We have a site that has css being parsed into each page. It's dynamically parsed from the content management system and is generated by a .dll. The css is at the top of each page, BEFORE the <html> code and the head.
Concern: Some spider simulator tools show the css code in their reports, but others don't.
We understand that a link to an external file would be the ideal world, but due to the 2,000+ lines of code, we're not sure if it's worth the programming.
Does anyone have any idea about the "weight" or importance of this factor in SEO for search engines?
Msg#: 3556573 posted 9:53 am on Jan 24, 2008 (gmt 0)
The css is at the top of each page, BEFORE the <html> code and the head.
From my understanding, the CSS definitions should be in the <head> element, not before. Regarding SEO, I haven't heard of any pro's or con's of a long CSS definition inside the HTML code itself, but some shady SEO-ers prefer to put it in a separate robot.txt disabled file to prevent spiders reading their font size 1px, and other disputable code.
Msg#: 3556573 posted 1:00 pm on Jan 24, 2008 (gmt 0)
Think of your visitors first: if you have multiple pages using the same CSS: make it external, it'll save on bandwidth, loading time and in general gives a better experience.
If all pages have different CSS it's probably faster and better to let it sit in the <head> section (not before).

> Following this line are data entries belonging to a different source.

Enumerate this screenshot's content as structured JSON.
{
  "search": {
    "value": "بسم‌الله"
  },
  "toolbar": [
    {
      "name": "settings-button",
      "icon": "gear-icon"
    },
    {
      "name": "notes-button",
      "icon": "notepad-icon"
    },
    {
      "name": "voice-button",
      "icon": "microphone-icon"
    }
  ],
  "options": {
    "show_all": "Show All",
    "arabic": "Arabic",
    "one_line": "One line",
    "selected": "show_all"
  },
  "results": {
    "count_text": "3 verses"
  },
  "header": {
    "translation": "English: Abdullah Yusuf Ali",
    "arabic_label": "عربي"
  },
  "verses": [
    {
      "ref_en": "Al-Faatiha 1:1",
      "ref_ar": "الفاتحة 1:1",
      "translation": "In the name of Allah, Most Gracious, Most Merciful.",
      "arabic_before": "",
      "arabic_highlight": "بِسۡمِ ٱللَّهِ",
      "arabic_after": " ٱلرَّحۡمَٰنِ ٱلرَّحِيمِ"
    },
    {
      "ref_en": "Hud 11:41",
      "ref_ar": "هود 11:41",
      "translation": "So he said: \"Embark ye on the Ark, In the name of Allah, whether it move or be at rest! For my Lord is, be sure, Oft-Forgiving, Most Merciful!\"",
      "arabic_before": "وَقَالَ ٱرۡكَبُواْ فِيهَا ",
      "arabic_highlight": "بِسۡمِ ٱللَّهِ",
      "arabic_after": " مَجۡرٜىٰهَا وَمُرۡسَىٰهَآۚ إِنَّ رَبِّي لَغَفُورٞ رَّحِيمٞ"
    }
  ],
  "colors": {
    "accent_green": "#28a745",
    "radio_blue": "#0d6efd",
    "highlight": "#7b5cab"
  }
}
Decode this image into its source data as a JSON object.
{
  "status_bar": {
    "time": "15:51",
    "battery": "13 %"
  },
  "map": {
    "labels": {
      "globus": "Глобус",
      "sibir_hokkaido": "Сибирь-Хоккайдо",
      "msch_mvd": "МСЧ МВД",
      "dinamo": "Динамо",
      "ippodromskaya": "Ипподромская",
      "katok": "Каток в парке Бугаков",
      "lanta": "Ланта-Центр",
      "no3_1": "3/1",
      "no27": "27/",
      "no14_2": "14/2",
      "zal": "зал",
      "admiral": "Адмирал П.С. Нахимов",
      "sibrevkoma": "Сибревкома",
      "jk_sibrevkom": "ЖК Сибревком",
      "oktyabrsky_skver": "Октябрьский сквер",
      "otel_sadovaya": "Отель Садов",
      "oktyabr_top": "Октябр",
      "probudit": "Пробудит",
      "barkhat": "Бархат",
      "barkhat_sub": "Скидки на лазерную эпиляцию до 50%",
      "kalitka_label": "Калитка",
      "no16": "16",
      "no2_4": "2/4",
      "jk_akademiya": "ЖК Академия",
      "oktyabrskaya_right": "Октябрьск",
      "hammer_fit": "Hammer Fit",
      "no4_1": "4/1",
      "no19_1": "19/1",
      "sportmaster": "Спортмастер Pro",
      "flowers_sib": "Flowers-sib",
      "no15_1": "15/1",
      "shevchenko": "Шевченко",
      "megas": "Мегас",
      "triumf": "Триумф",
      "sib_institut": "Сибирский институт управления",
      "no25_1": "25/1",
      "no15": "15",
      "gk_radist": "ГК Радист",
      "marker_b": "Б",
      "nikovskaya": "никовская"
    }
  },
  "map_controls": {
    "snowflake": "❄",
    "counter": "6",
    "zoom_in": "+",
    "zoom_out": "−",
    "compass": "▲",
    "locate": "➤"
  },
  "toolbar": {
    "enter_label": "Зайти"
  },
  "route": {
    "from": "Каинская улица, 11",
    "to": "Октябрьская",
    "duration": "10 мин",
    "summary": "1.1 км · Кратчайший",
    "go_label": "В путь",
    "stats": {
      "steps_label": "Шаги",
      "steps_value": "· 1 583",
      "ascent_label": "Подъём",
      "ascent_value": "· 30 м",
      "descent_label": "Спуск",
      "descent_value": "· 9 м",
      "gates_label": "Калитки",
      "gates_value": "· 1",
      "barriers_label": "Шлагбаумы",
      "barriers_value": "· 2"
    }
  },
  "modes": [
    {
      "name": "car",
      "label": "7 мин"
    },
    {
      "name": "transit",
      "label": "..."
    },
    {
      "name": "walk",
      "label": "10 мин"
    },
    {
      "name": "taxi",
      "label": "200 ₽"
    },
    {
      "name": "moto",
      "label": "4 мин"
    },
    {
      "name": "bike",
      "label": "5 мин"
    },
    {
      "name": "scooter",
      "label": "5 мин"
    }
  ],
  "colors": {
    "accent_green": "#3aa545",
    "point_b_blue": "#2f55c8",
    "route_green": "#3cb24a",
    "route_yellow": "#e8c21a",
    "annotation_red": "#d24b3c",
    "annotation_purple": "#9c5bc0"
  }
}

As for search engines: that's a moving target that should aim to try to do the same than what your visitors like and dislike. So the long term strategy is to think of the visitors and not the currently implemented algorithms. They change and you'll know too late.
Msg#: 3556573 posted 4:38 pm on Jan 24, 2008 (gmt 0)
Thank you for the insight. We're contacting the company who programmed the CMS to inquire about this and determine if we can even change it. Their compiler puts the CSS before the <html> tags, and we'd prefer an external file. I believe improved keyword density and download time would surely help. Thanks again!